## Your assignment
Except for the pictures, retype the records that follow exactly.

[Element data from apps and pages]
Content starts

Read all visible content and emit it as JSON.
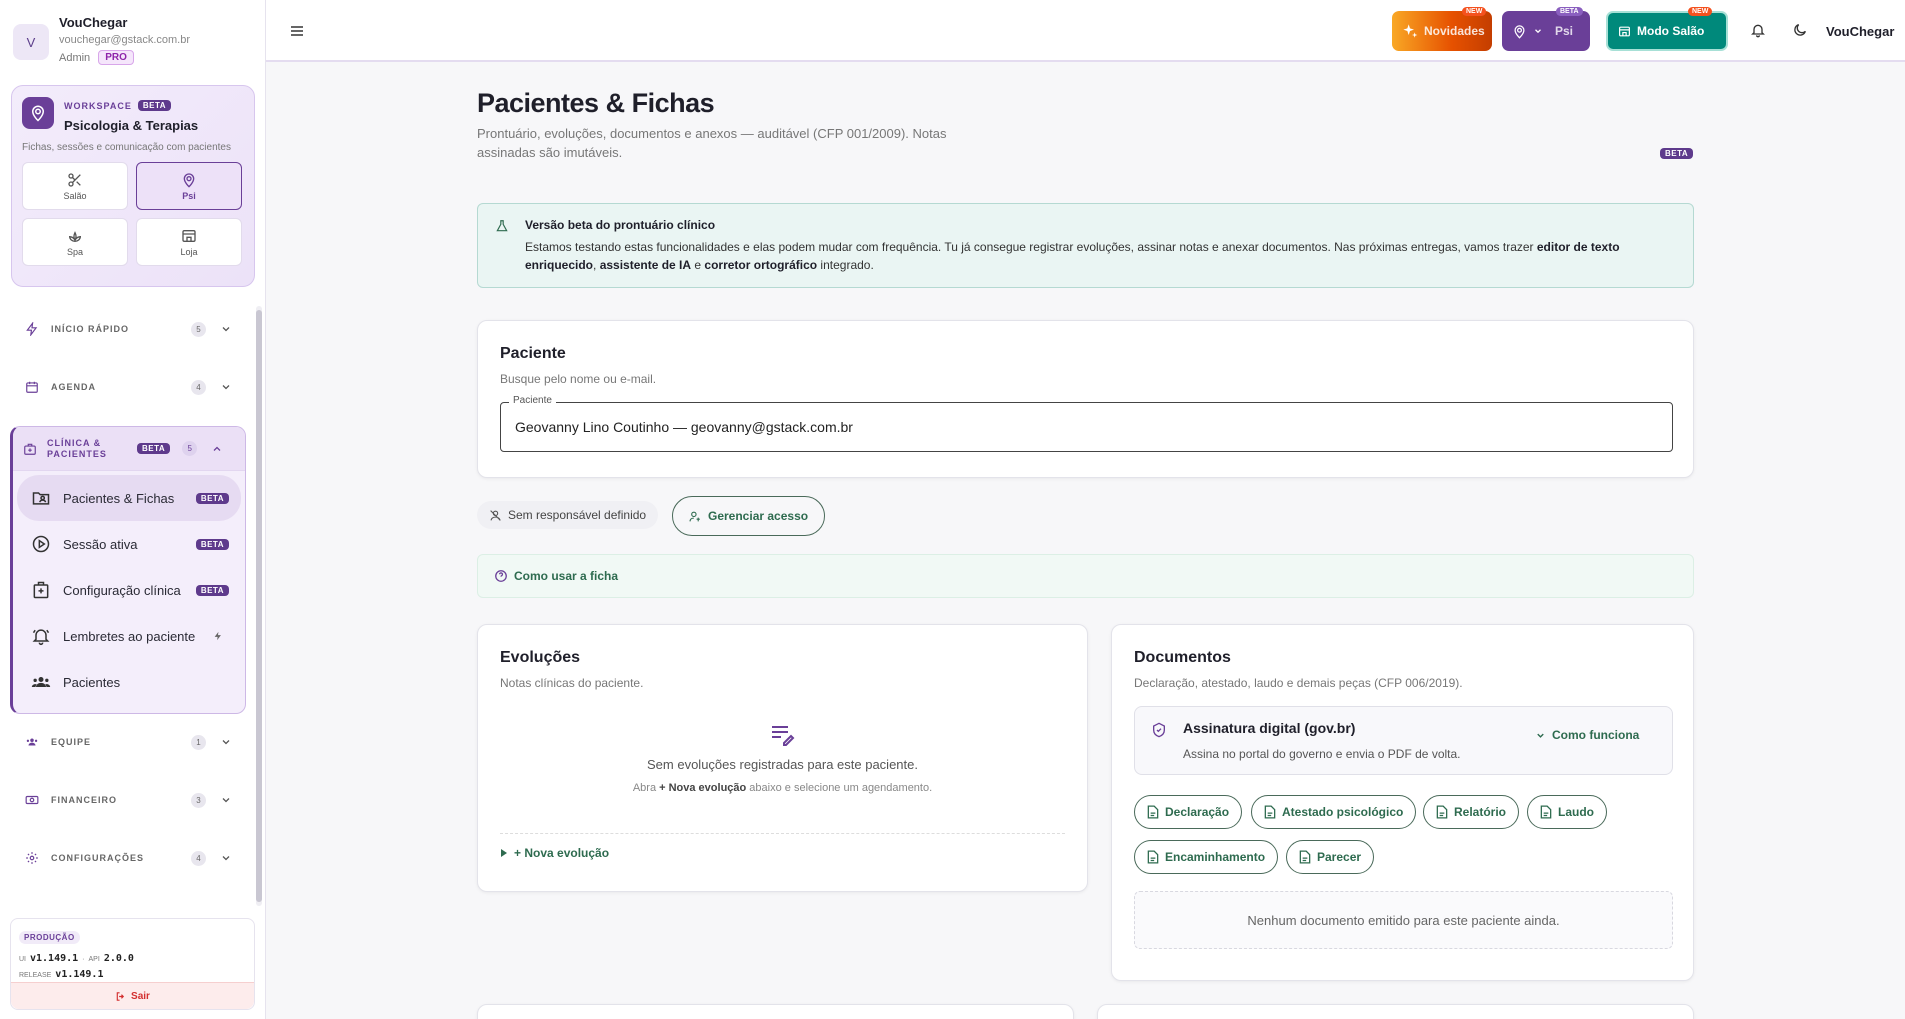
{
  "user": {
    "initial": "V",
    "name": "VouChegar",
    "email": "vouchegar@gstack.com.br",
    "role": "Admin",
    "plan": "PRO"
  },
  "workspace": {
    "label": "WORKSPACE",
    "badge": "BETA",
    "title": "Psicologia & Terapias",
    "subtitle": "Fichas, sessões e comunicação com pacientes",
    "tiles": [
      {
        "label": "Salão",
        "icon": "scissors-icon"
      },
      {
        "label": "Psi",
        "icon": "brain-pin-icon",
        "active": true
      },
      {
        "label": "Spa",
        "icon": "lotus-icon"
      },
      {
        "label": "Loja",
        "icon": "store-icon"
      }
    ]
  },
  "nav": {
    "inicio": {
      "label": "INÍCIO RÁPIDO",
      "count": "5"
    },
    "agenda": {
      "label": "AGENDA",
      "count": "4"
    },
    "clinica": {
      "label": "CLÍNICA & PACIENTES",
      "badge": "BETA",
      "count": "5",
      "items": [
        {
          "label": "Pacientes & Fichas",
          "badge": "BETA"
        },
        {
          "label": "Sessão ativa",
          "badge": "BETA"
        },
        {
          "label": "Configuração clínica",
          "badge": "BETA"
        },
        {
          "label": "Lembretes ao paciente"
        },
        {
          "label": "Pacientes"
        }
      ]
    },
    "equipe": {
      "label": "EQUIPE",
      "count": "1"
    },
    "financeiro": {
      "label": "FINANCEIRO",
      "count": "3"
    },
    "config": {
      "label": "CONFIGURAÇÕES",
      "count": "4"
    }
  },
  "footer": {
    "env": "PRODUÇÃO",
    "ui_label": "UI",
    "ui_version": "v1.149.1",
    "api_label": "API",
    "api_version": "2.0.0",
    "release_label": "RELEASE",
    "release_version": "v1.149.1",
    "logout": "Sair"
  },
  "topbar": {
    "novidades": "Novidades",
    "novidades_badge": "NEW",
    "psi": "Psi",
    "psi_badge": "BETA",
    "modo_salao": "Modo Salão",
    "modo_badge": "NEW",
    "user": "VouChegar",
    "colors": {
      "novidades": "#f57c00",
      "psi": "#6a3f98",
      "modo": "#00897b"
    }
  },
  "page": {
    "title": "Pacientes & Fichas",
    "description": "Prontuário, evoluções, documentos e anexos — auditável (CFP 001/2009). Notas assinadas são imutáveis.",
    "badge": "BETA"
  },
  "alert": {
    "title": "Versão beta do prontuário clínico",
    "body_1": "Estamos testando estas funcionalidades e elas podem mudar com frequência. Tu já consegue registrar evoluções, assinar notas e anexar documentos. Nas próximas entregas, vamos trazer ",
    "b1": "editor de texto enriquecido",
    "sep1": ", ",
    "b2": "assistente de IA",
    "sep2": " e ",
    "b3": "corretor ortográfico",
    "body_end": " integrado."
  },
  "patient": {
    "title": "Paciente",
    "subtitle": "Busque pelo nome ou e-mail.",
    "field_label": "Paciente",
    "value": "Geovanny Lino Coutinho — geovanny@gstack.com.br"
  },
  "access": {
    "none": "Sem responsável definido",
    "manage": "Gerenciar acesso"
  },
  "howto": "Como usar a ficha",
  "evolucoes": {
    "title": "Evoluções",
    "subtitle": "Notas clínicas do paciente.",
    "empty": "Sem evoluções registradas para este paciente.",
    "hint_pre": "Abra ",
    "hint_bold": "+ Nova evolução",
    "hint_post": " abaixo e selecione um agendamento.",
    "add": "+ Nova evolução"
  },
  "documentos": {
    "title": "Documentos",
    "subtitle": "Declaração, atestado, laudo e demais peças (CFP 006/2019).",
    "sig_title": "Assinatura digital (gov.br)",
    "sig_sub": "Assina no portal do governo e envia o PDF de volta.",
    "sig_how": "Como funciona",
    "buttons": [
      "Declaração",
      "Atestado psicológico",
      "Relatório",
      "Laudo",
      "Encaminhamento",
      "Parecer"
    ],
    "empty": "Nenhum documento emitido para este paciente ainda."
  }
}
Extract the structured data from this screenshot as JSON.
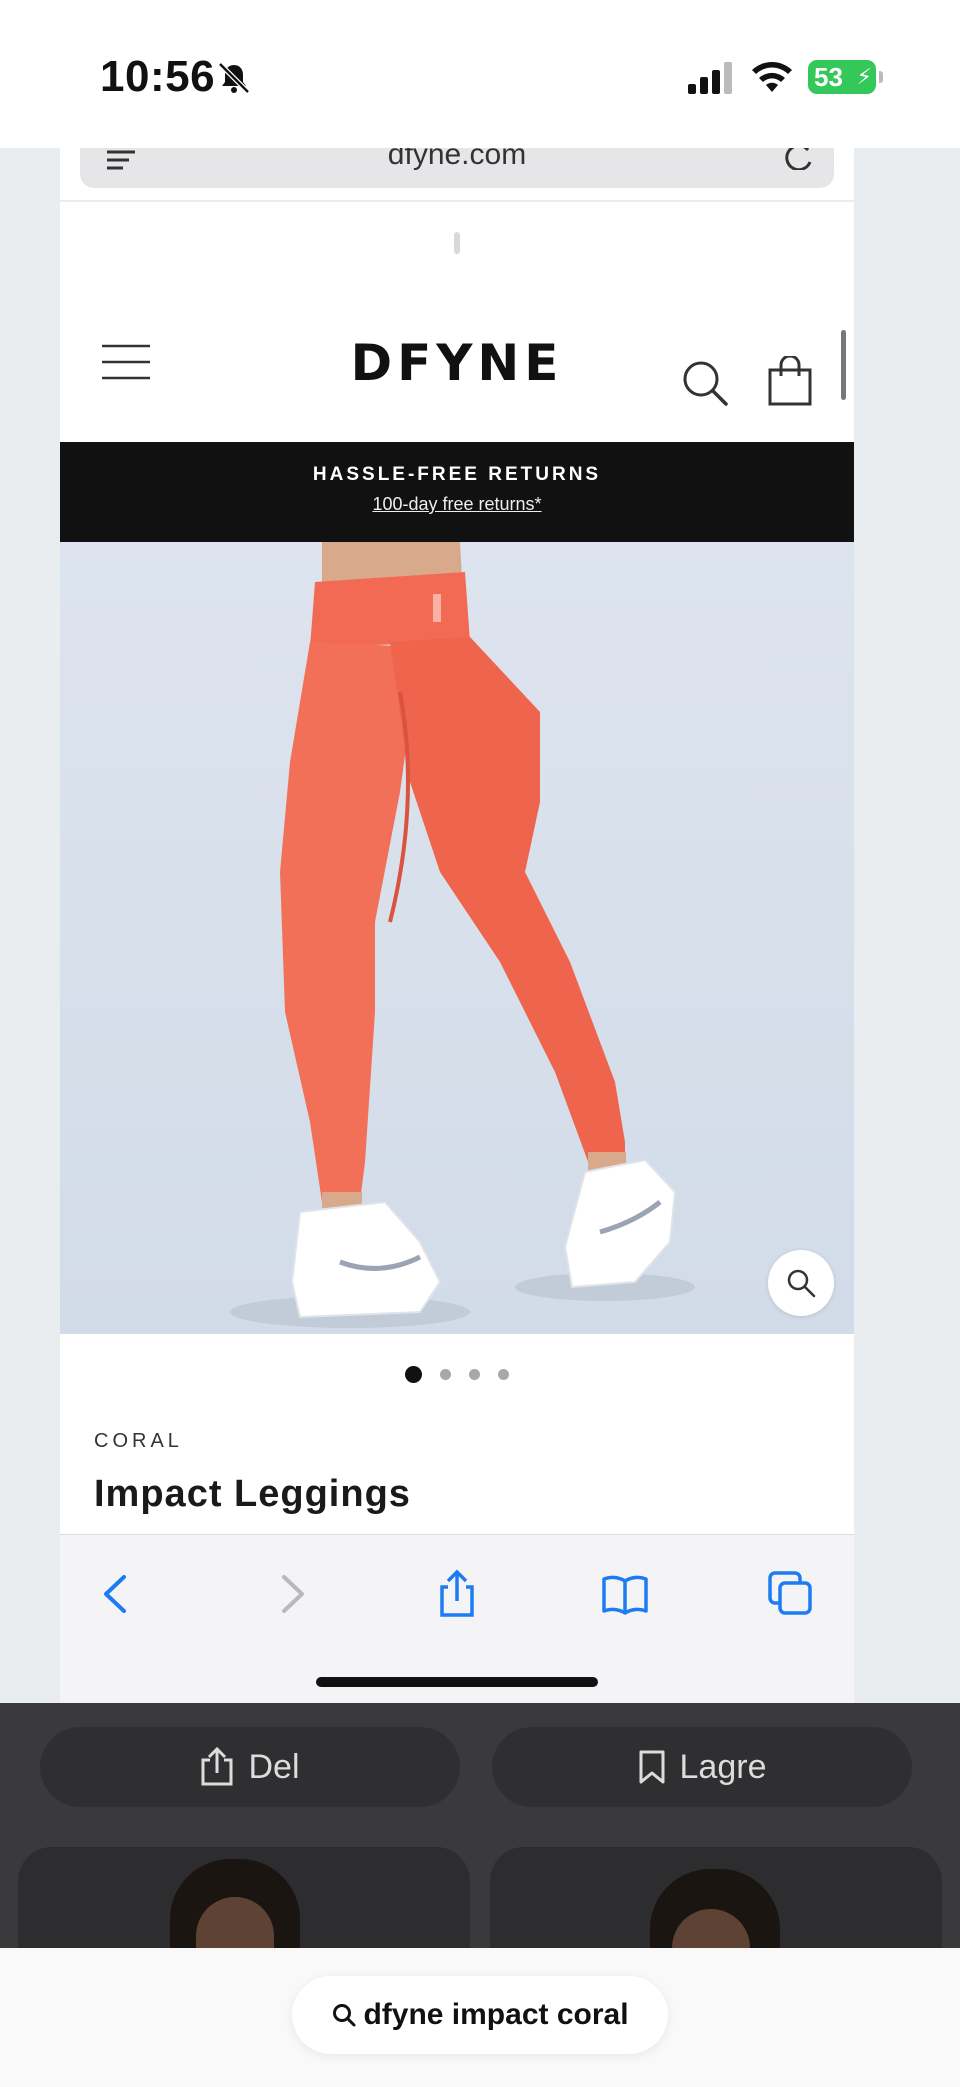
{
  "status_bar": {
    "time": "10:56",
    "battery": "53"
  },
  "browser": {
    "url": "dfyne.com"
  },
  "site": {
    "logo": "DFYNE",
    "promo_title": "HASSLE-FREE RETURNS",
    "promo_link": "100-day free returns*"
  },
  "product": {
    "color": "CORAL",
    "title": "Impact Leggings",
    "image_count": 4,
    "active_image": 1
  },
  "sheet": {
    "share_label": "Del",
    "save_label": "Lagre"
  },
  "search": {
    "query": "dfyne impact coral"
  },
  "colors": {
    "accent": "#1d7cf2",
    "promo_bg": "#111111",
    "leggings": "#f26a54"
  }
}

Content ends

## Answer to the problem
Read all visible content and emit it as JSON.
{
  "user": {
    "initial": "V",
    "name": "VouChegar",
    "email": "vouchegar@gstack.com.br",
    "role": "Admin",
    "plan": "PRO"
  },
  "workspace": {
    "label": "WORKSPACE",
    "badge": "BETA",
    "title": "Psicologia & Terapias",
    "subtitle": "Fichas, sessões e comunicação com pacientes",
    "tiles": [
      {
        "label": "Salão",
        "icon": "scissors-icon"
      },
      {
        "label": "Psi",
        "icon": "brain-pin-icon",
        "active": true
      },
      {
        "label": "Spa",
        "icon": "lotus-icon"
      },
      {
        "label": "Loja",
        "icon": "store-icon"
      }
    ]
  },
  "nav": {
    "inicio": {
      "label": "INÍCIO RÁPIDO",
      "count": "5"
    },
    "agenda": {
      "label": "AGENDA",
      "count": "4"
    },
    "clinica": {
      "label": "CLÍNICA & PACIENTES",
      "badge": "BETA",
      "count": "5",
      "items": [
        {
          "label": "Pacientes & Fichas",
          "badge": "BETA"
        },
        {
          "label": "Sessão ativa",
          "badge": "BETA"
        },
        {
          "label": "Configuração clínica",
          "badge": "BETA"
        },
        {
          "label": "Lembretes ao paciente"
        },
        {
          "label": "Pacientes"
        }
      ]
    },
    "equipe": {
      "label": "EQUIPE",
      "count": "1"
    },
    "financeiro": {
      "label": "FINANCEIRO",
      "count": "3"
    },
    "config": {
      "label": "CONFIGURAÇÕES",
      "count": "4"
    }
  },
  "footer": {
    "env": "PRODUÇÃO",
    "ui_label": "UI",
    "ui_version": "v1.149.1",
    "api_label": "API",
    "api_version": "2.0.0",
    "release_label": "RELEASE",
    "release_version": "v1.149.1",
    "logout": "Sair"
  },
  "topbar": {
    "novidades": "Novidades",
    "novidades_badge": "NEW",
    "psi": "Psi",
    "psi_badge": "BETA",
    "modo_salao": "Modo Salão",
    "modo_badge": "NEW",
    "user": "VouChegar",
    "colors": {
      "novidades": "#f57c00",
      "psi": "#6a3f98",
      "modo": "#00897b"
    }
  },
  "page": {
    "title": "Pacientes & Fichas",
    "description": "Prontuário, evoluções, documentos e anexos — auditável (CFP 001/2009). Notas assinadas são imutáveis.",
    "badge": "BETA"
  },
  "alert": {
    "title": "Versão beta do prontuário clínico",
    "body_1": "Estamos testando estas funcionalidades e elas podem mudar com frequência. Tu já consegue registrar evoluções, assinar notas e anexar documentos. Nas próximas entregas, vamos trazer ",
    "b1": "editor de texto enriquecido",
    "sep1": ", ",
    "b2": "assistente de IA",
    "sep2": " e ",
    "b3": "corretor ortográfico",
    "body_end": " integrado."
  },
  "patient": {
    "title": "Paciente",
    "subtitle": "Busque pelo nome ou e-mail.",
    "field_label": "Paciente",
    "value": "Geovanny Lino Coutinho — geovanny@gstack.com.br"
  },
  "access": {
    "none": "Sem responsável definido",
    "manage": "Gerenciar acesso"
  },
  "howto": "Como usar a ficha",
  "evolucoes": {
    "title": "Evoluções",
    "subtitle": "Notas clínicas do paciente.",
    "empty": "Sem evoluções registradas para este paciente.",
    "hint_pre": "Abra ",
    "hint_bold": "+ Nova evolução",
    "hint_post": " abaixo e selecione um agendamento.",
    "add": "+ Nova evolução"
  },
  "documentos": {
    "title": "Documentos",
    "subtitle": "Declaração, atestado, laudo e demais peças (CFP 006/2019).",
    "sig_title": "Assinatura digital (gov.br)",
    "sig_sub": "Assina no portal do governo e envia o PDF de volta.",
    "sig_how": "Como funciona",
    "buttons": [
      "Declaração",
      "Atestado psicológico",
      "Relatório",
      "Laudo",
      "Encaminhamento",
      "Parecer"
    ],
    "empty": "Nenhum documento emitido para este paciente ainda."
  }
}
Extract the structured data from this screenshot as JSON.
{
  "status_bar": {
    "time": "10:56",
    "battery": "53"
  },
  "browser": {
    "url": "dfyne.com"
  },
  "site": {
    "logo": "DFYNE",
    "promo_title": "HASSLE-FREE RETURNS",
    "promo_link": "100-day free returns*"
  },
  "product": {
    "color": "CORAL",
    "title": "Impact Leggings",
    "image_count": 4,
    "active_image": 1
  },
  "sheet": {
    "share_label": "Del",
    "save_label": "Lagre"
  },
  "search": {
    "query": "dfyne impact coral"
  },
  "colors": {
    "accent": "#1d7cf2",
    "promo_bg": "#111111",
    "leggings": "#f26a54"
  }
}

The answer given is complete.